For the past six months, home for 45-year-old Joseph Brunel has been a blue tarpaulin shelter. A resident of Carrefour, at the epicenter of the earthquake that devastated Haiti earlier this year, Brunel has tried his best to make his temporary abode cozy: he's retrieved the mattresses from his collapsed house and placed a wooden door frame at the entrance to the claustrophobic space. But despite his best efforts, Brunel says, it's difficult to care for his six children in these conditions.
"We don't find food. Our tents flood when it rains," he says. "But we do find water easily." Partly as a result of criticism of the slow pace of recovery efforts, drinking water may be now more accessible to many of Haiti's poorest than it was before the earthquake that left 1.5 million people homeless.
Before the disaster, Brunel says, he would have to spend 25 gourdes (about 62 cents) every day for a 5-gal. water jug about 80% of Haitians live on less than $2 a day. Now, he says, there's drinking water available for free right outside his tent.
Prior to the quake, about half of Haiti's urban population had access to tap water, according to a 2006 demographic and health survey conducted by the World Health Organization and UNICEF. Since the quake, community kiosks selling water have been replaced by water trucks and boreholes where children fill buckets to the brim and carry them, carefully balanced on their heads, back to their tents. The United Nations WASH (Water and Sanitation) cluster says relief efforts now meet the water-supply needs for 1.2 million people.
Aid groups report that they are distributing five liters of drinkable water per person per day, which would be only one-third the recommended minimum per person used in humanitarian assistance programs. But in Carrefour, residents find enough water to drink, wash, bathe and cook with, says Gerson Edee, 35, leader of a camp for 4,500 people established in a sports center.
"If there wasn't any water, the people would be in the streets rioting. The first thing people need is water. Water is life," says Edee, wiping sweat off his brow under the heavy sun.
While the availability of potable water may have quelled political upheaval, it has not entirely allayed concerns about the spread of disease. The U.N. reports that there has been one minor outbreak of typhoid, a waterborne disease, with 45 cases confirmed in the Port-au-Prince area of Terra Accra.
"They immediately took measures with health and hygiene promotion," says Dr. Dana Van Alphen, coordinator of the U.N. Health Cluster. "And within a week, the numbers dropped." Given overcrowding in the camps, says Van Alphen, the level of disease has been lower than what had been anticipated, partly because of the efficient management of the water supply.

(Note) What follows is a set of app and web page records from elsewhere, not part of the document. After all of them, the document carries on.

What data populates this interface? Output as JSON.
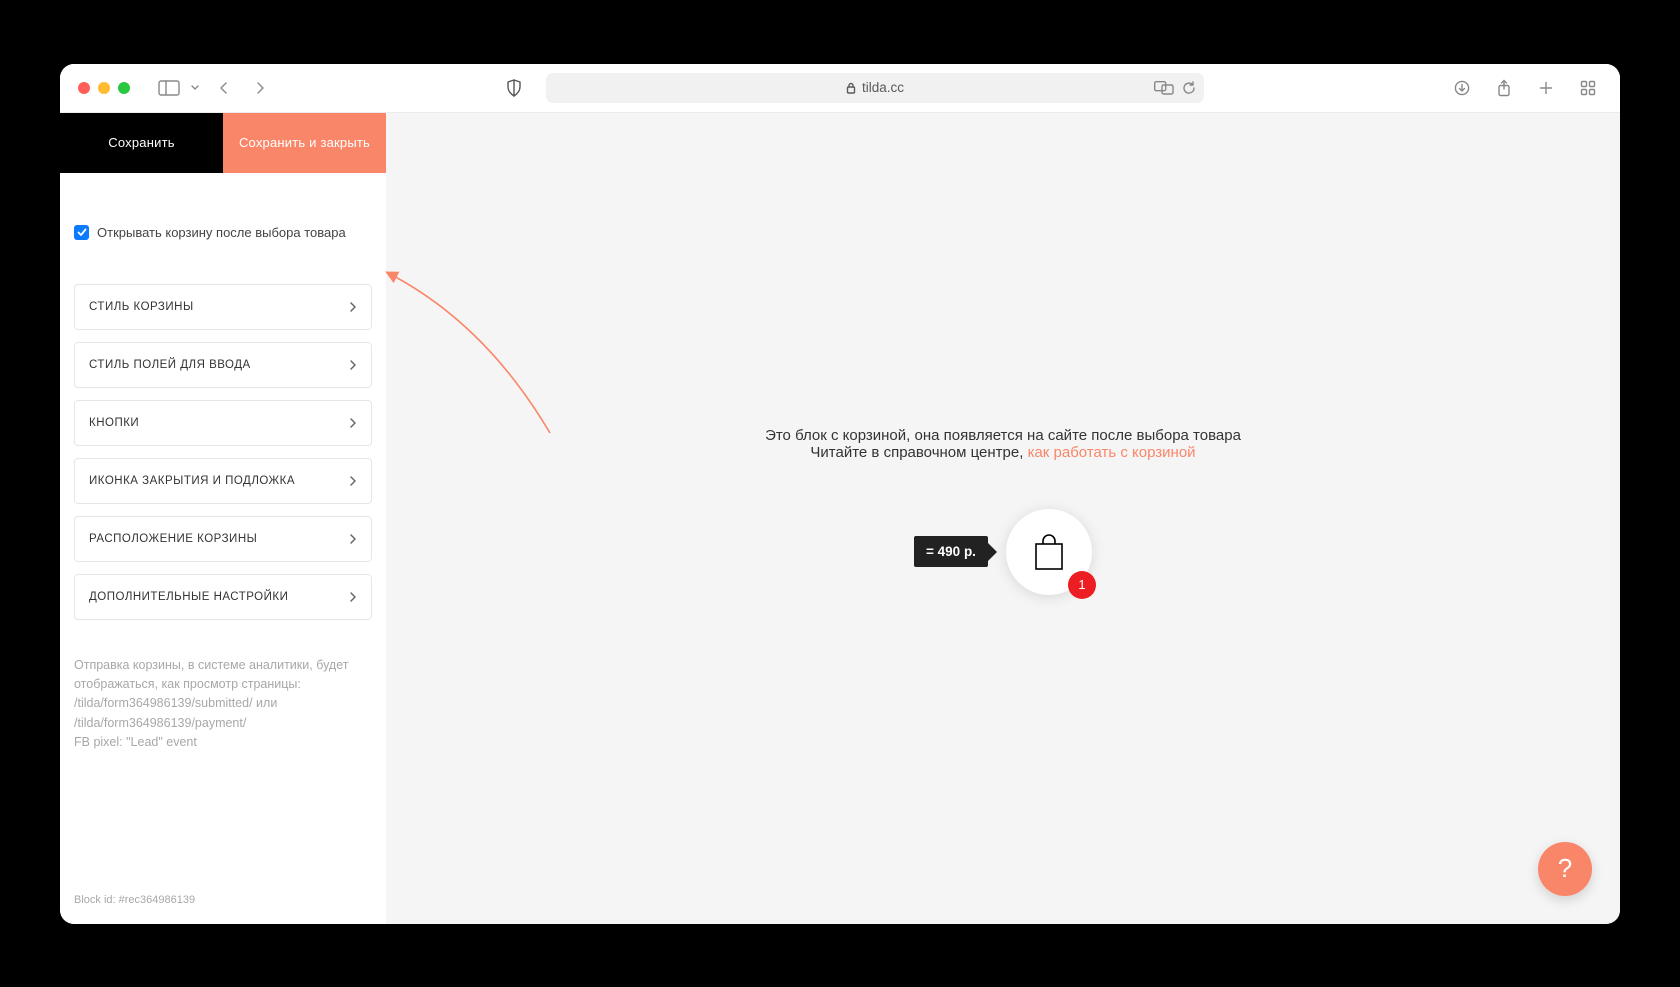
{
  "browser": {
    "url_host": "tilda.cc"
  },
  "sidebar": {
    "save_label": "Сохранить",
    "save_close_label": "Сохранить и закрыть",
    "checkbox_label": "Открывать корзину после выбора товара",
    "checkbox_checked": true,
    "sections": [
      "СТИЛЬ КОРЗИНЫ",
      "СТИЛЬ ПОЛЕЙ ДЛЯ ВВОДА",
      "КНОПКИ",
      "ИКОНКА ЗАКРЫТИЯ И ПОДЛОЖКА",
      "РАСПОЛОЖЕНИЕ КОРЗИНЫ",
      "ДОПОЛНИТЕЛЬНЫЕ НАСТРОЙКИ"
    ],
    "help_text": "Отправка корзины, в системе аналитики, будет отображаться, как просмотр страницы: /tilda/form364986139/submitted/ или /tilda/form364986139/payment/\nFB pixel: \"Lead\" event",
    "block_id_label": "Block id: #rec364986139"
  },
  "preview": {
    "hint_line1": "Это блок с корзиной, она появляется на сайте после выбора товара",
    "hint_line2_prefix": "Читайте в справочном центре, ",
    "hint_link": "как работать с корзиной",
    "price_label": "= 490 р.",
    "badge_count": "1"
  },
  "fab": {
    "label": "?"
  },
  "colors": {
    "accent": "#fa8669",
    "badge": "#ec1d23"
  }
}
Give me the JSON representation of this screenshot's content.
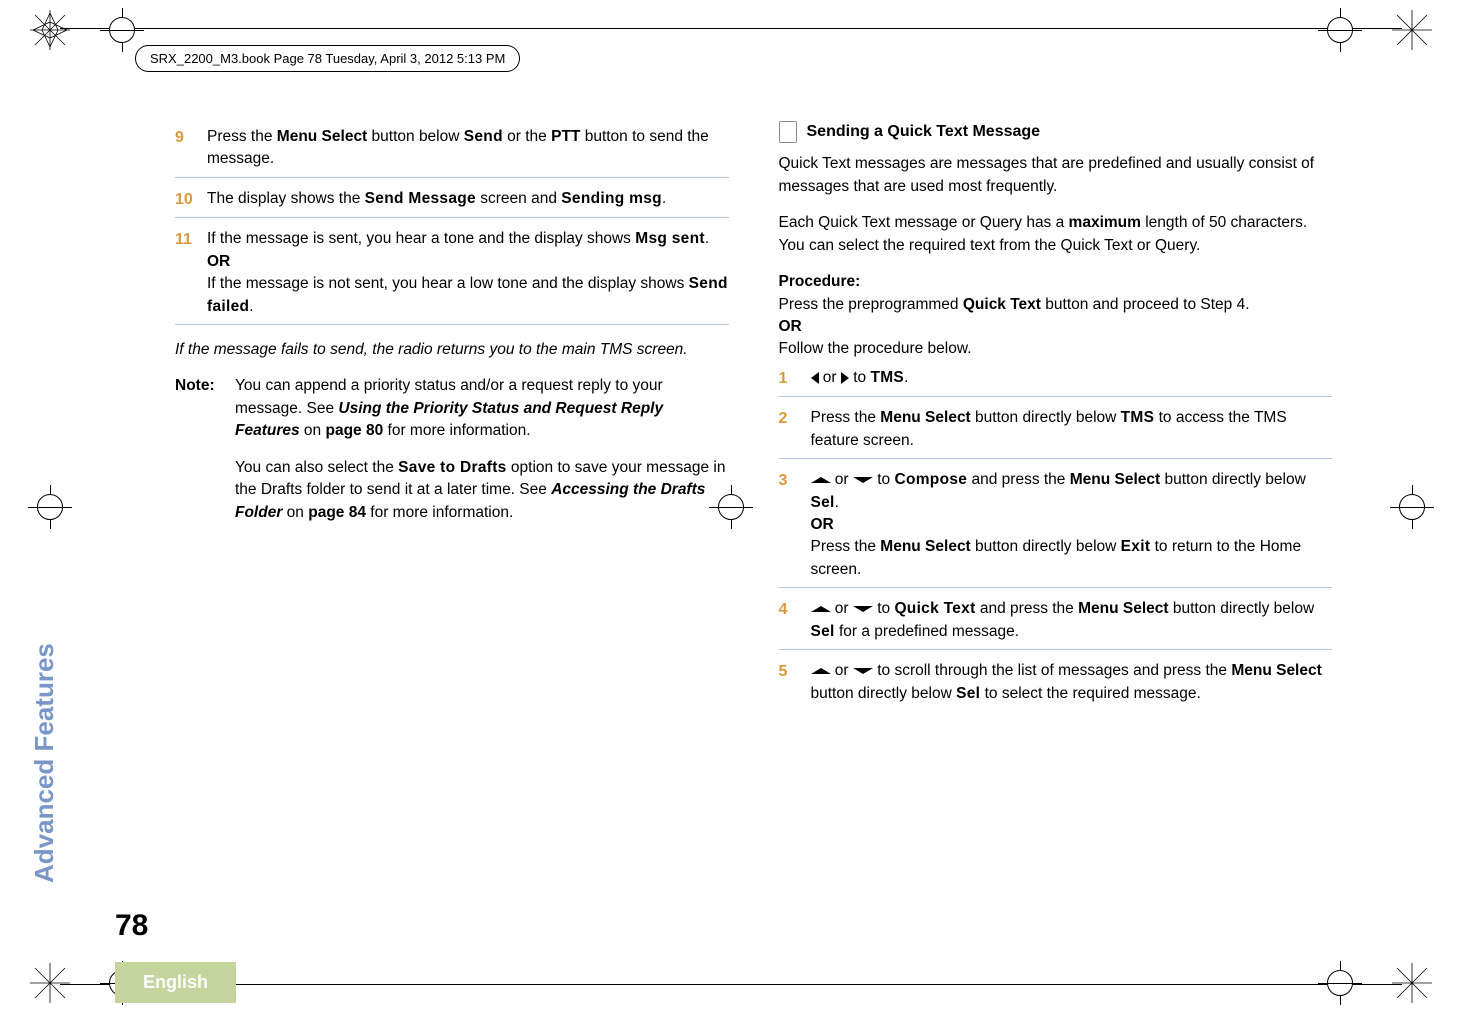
{
  "header": "SRX_2200_M3.book  Page 78  Tuesday, April 3, 2012  5:13 PM",
  "side_tab": "Advanced Features",
  "page_number": "78",
  "language": "English",
  "left_col": {
    "step9": {
      "num": "9",
      "t1": "Press the ",
      "b1": "Menu Select",
      "t2": " button below ",
      "u1": "Send",
      "t3": " or the ",
      "b2": "PTT",
      "t4": " button to send the message."
    },
    "step10": {
      "num": "10",
      "t1": "The display shows the ",
      "u1": "Send Message",
      "t2": " screen and ",
      "u2": "Sending msg",
      "t3": "."
    },
    "step11": {
      "num": "11",
      "t1": "If the message is sent, you hear a tone and the display shows ",
      "u1": "Msg sent",
      "t2": ".",
      "or": "OR",
      "t3": "If the message is not sent, you hear a low tone and the display shows ",
      "u2": "Send failed",
      "t4": "."
    },
    "fail_para": "If the message fails to send, the radio returns you to the main TMS screen.",
    "note_label": "Note:",
    "note_p1_a": "You can append a priority status and/or a request reply to your message. See ",
    "note_p1_b": "Using the Priority Status and Request Reply Features",
    "note_p1_c": " on ",
    "note_p1_d": "page 80",
    "note_p1_e": " for more information.",
    "note_p2_a": "You can also select the ",
    "note_p2_u": "Save to Drafts",
    "note_p2_b": " option to save your message in the Drafts folder to send it at a later time. See ",
    "note_p2_c": "Accessing the Drafts Folder",
    "note_p2_d": " on ",
    "note_p2_e": "page 84",
    "note_p2_f": " for more information."
  },
  "right_col": {
    "section_title": "Sending a Quick Text Message",
    "intro1": "Quick Text messages are messages that are predefined and usually consist of messages that are used most frequently.",
    "intro2_a": "Each Quick Text message or Query has a ",
    "intro2_b": "maximum",
    "intro2_c": " length of 50 characters. You can select the required text from the Quick Text or Query.",
    "proc_label": "Procedure:",
    "proc_1a": "Press the preprogrammed ",
    "proc_1b": "Quick Text",
    "proc_1c": " button and proceed to Step 4.",
    "proc_or": "OR",
    "proc_2": "Follow the procedure below.",
    "s1": {
      "num": "1",
      "t1": " or ",
      "t2": " to ",
      "u1": "TMS",
      "t3": "."
    },
    "s2": {
      "num": "2",
      "t1": "Press the ",
      "b1": "Menu Select",
      "t2": " button directly below ",
      "u1": "TMS",
      "t3": " to access the TMS feature screen."
    },
    "s3": {
      "num": "3",
      "t1": " or ",
      "t2": " to ",
      "u1": "Compose",
      "t3": " and press the ",
      "b1": "Menu Select",
      "t4": " button directly below ",
      "u2": "Sel",
      "t5": ".",
      "or": "OR",
      "t6": "Press the ",
      "b2": "Menu Select",
      "t7": " button directly below ",
      "u3": "Exit",
      "t8": " to return to the Home screen."
    },
    "s4": {
      "num": "4",
      "t1": " or ",
      "t2": " to ",
      "u1": "Quick Text",
      "t3": " and press the ",
      "b1": "Menu Select",
      "t4": " button directly below ",
      "u2": "Sel",
      "t5": " for a predefined message."
    },
    "s5": {
      "num": "5",
      "t1": " or ",
      "t2": " to scroll through the list of messages and press the ",
      "b1": "Menu Select",
      "t3": " button directly below ",
      "u1": "Sel",
      "t4": " to select the required message."
    }
  }
}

The aid group Oxfam distributes more than 8 million liters of water each day, mostly by trucking it to major camps in Port-au-Prince. Oxfam public-health team leader Raissa Azzalini says the organization monitors the chlorination process of the water and tests every water truck on a daily basis, which has helped avoid contamination. She adds that much of Oxfam's success in water distribution has come via a partnership with Haiti's public-water-works system CAMEP. "CAMEP is not perfect. It was not perfect before the earthquake. But I think CAMEP is trying to do something positive," says Azzalini.

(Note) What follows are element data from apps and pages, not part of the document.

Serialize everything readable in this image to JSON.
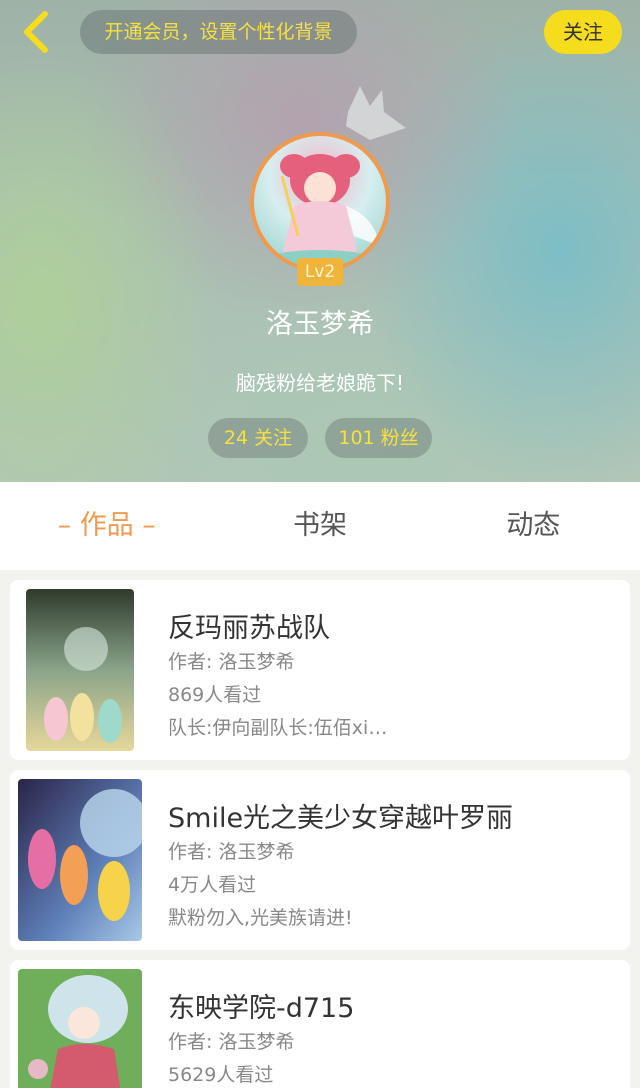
{
  "header": {
    "vip_text": "开通会员，设置个性化背景",
    "follow_label": "关注",
    "level": "Lv2",
    "username": "洛玉梦希",
    "bio": "脑残粉给老娘跪下!",
    "following": {
      "count": "24",
      "label": "关注"
    },
    "fans": {
      "count": "101",
      "label": "粉丝"
    }
  },
  "tabs": [
    {
      "label": "作品",
      "active": true
    },
    {
      "label": "书架",
      "active": false
    },
    {
      "label": "动态",
      "active": false
    }
  ],
  "works": [
    {
      "title": "反玛丽苏战队",
      "author": "作者: 洛玉梦希",
      "views": "869人看过",
      "desc": "队长:伊向副队长:伍佰xi…"
    },
    {
      "title": "Smile光之美少女穿越叶罗丽",
      "author": "作者: 洛玉梦希",
      "views": "4万人看过",
      "desc": "默粉勿入,光美族请进!"
    },
    {
      "title": "东映学院-d715",
      "author": "作者: 洛玉梦希",
      "views": "5629人看过",
      "desc": ""
    }
  ],
  "colors": {
    "accent": "#ef9a4e",
    "yellow": "#f5dd1e",
    "badge": "#efb43c"
  }
}
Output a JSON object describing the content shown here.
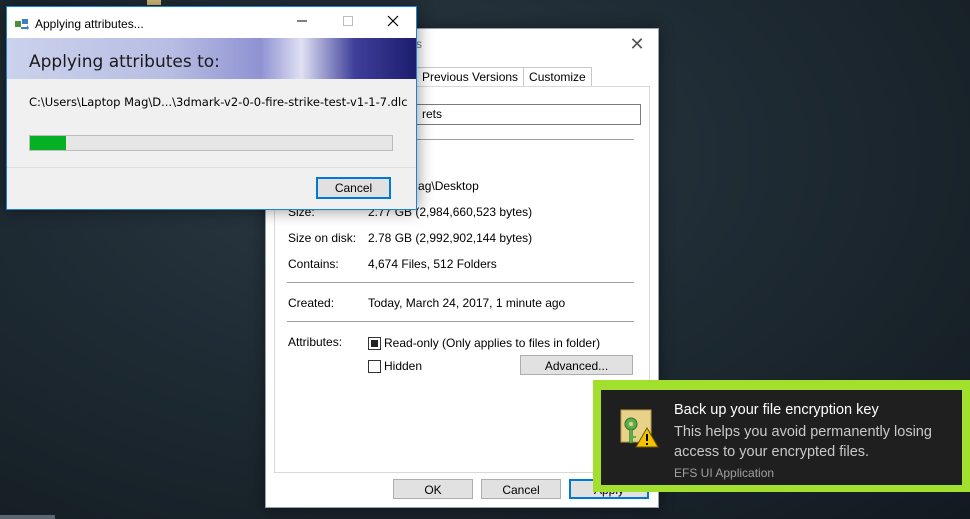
{
  "properties_window": {
    "title_fragment": "s",
    "tabs": [
      {
        "label": "Previous Versions"
      },
      {
        "label": "Customize"
      }
    ],
    "name_value": "rets",
    "location_fragment": "Laptop Mag\\Desktop",
    "rows": {
      "size_label": "Size:",
      "size_value": "2.77 GB (2,984,660,523 bytes)",
      "size_on_disk_label": "Size on disk:",
      "size_on_disk_value": "2.78 GB (2,992,902,144 bytes)",
      "contains_label": "Contains:",
      "contains_value": "4,674 Files, 512 Folders",
      "created_label": "Created:",
      "created_value": "Today, March 24, 2017, 1 minute ago",
      "attributes_label": "Attributes:"
    },
    "readonly_label": "Read-only (Only applies to files in folder)",
    "hidden_label": "Hidden",
    "advanced_button": "Advanced...",
    "ok_button": "OK",
    "cancel_button": "Cancel",
    "apply_button_fragment": "Apply"
  },
  "apply_dialog": {
    "title": "Applying attributes...",
    "heading": "Applying attributes to:",
    "path": "C:\\Users\\Laptop Mag\\D...\\3dmark-v2-0-0-fire-strike-test-v1-1-7.dlc",
    "progress_fraction": 0.1,
    "progress_color": "#06b025",
    "cancel_button": "Cancel",
    "minimize_icon": "minimize-icon",
    "maximize_icon": "maximize-icon",
    "close_icon": "close-icon"
  },
  "toast": {
    "title": "Back up your file encryption key",
    "body": "This helps you avoid permanently losing access to your encrypted files.",
    "source": "EFS UI Application",
    "icon": "key-warning-icon",
    "highlight_color": "#a3e02d"
  }
}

CAMEP dates back to the Duvalier dictatorship in 1964 and in theory services the 3.5 million residents of the Port-au-Prince metropolitan region. It has been bolstered and supported for decades by the World Bank and nongovernmental organizations. Asselin Appollon, technical coordinator for CAMEP in Carrefour, says the arrangement with Oxfam gives the Haitian utility the fuel required for water pumps and helps with daily logistics. He welcomes the partnership that began after Oxfam approached CAMEP to offer support which he says was in all-too-rare contrast with aid organizations that parachute into Haiti and begin operating without approaching existing Haitian structures like CAMEP. "There are nongovernmental groups who come and do a bit of work and then leave. We don't know where they disappear off to," says Appollon.

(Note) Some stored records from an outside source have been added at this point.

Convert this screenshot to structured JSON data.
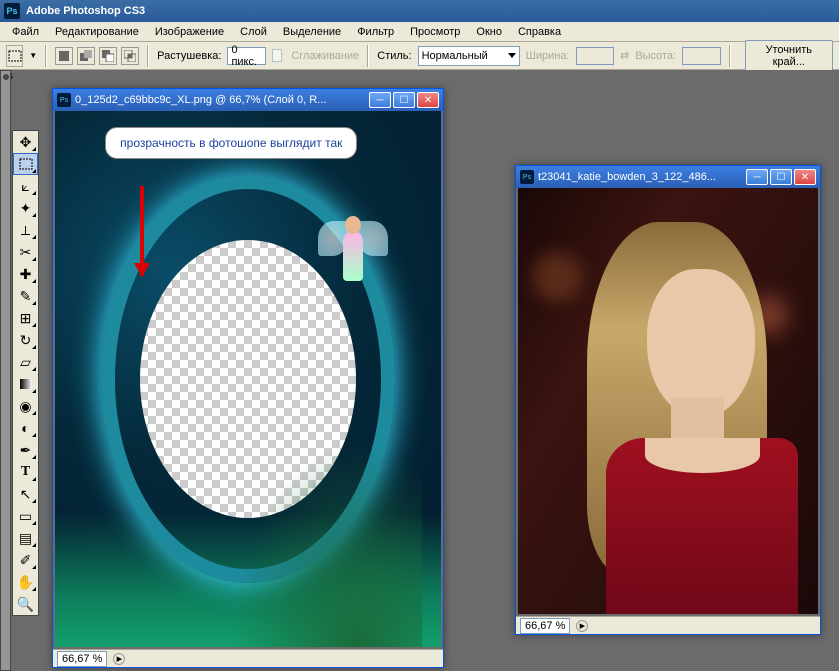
{
  "app": {
    "title": "Adobe Photoshop CS3"
  },
  "menus": [
    "Файл",
    "Редактирование",
    "Изображение",
    "Слой",
    "Выделение",
    "Фильтр",
    "Просмотр",
    "Окно",
    "Справка"
  ],
  "options": {
    "feather_label": "Растушевка:",
    "feather_value": "0 пикс.",
    "antialias_label": "Сглаживание",
    "style_label": "Стиль:",
    "style_value": "Нормальный",
    "width_label": "Ширина:",
    "height_label": "Высота:",
    "refine_label": "Уточнить край..."
  },
  "doc1": {
    "title": "0_125d2_c69bbc9c_XL.png @ 66,7% (Слой 0, R...",
    "zoom": "66,67 %",
    "callout": "прозрачность в фотошопе выглядит так"
  },
  "doc2": {
    "title": "t23041_katie_bowden_3_122_486...",
    "zoom": "66,67 %"
  },
  "tool_names": [
    "move",
    "marquee",
    "lasso",
    "magic-wand",
    "crop",
    "slice",
    "healing",
    "brush",
    "stamp",
    "history-brush",
    "eraser",
    "gradient",
    "blur",
    "dodge",
    "pen",
    "type",
    "path-select",
    "shape",
    "notes",
    "eyedropper",
    "hand",
    "zoom"
  ]
}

But while the system established in the wake of the quake is currently working well, Appollon admits that delivering water by truck is too costly to be sustainable. "It's difficult to form an exit strategy, because we don't know how long people will be in camps," says Azzalini of reducing reliance on trucked water. "That's the challenge for the next six months."